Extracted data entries
····················

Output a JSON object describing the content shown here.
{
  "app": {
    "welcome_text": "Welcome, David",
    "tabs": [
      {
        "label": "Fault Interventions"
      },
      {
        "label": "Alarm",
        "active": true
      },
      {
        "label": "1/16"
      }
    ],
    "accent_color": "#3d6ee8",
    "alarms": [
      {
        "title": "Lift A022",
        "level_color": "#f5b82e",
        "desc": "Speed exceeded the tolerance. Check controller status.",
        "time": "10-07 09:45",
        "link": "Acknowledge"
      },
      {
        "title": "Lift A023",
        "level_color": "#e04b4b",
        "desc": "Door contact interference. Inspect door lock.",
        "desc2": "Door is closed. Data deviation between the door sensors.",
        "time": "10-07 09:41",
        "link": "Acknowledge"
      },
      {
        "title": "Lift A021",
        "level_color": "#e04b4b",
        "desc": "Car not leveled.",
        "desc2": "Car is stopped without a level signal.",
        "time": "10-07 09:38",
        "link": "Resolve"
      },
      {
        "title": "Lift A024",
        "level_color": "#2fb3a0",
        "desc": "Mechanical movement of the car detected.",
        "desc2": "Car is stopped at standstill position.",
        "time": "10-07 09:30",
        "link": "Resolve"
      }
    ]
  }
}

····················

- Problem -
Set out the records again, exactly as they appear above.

- Written solution -
Output a JSON object describing the content shown here.
{
  "app": {
    "welcome_text": "Welcome, David",
    "tabs": [
      {
        "label": "Fault Interventions"
      },
      {
        "label": "Alarm",
        "active": true
      },
      {
        "label": "1/16"
      }
    ],
    "accent_color": "#3d6ee8",
    "alarms": [
      {
        "title": "Lift A022",
        "level_color": "#f5b82e",
        "desc": "Speed exceeded the tolerance. Check controller status.",
        "time": "10-07 09:45",
        "link": "Acknowledge"
      },
      {
        "title": "Lift A023",
        "level_color": "#e04b4b",
        "desc": "Door contact interference. Inspect door lock.",
        "desc2": "Door is closed. Data deviation between the door sensors.",
        "time": "10-07 09:41",
        "link": "Acknowledge"
      },
      {
        "title": "Lift A021",
        "level_color": "#e04b4b",
        "desc": "Car not leveled.",
        "desc2": "Car is stopped without a level signal.",
        "time": "10-07 09:38",
        "link": "Resolve"
      },
      {
        "title": "Lift A024",
        "level_color": "#2fb3a0",
        "desc": "Mechanical movement of the car detected.",
        "desc2": "Car is stopped at standstill position.",
        "time": "10-07 09:30",
        "link": "Resolve"
      }
    ]
  }
}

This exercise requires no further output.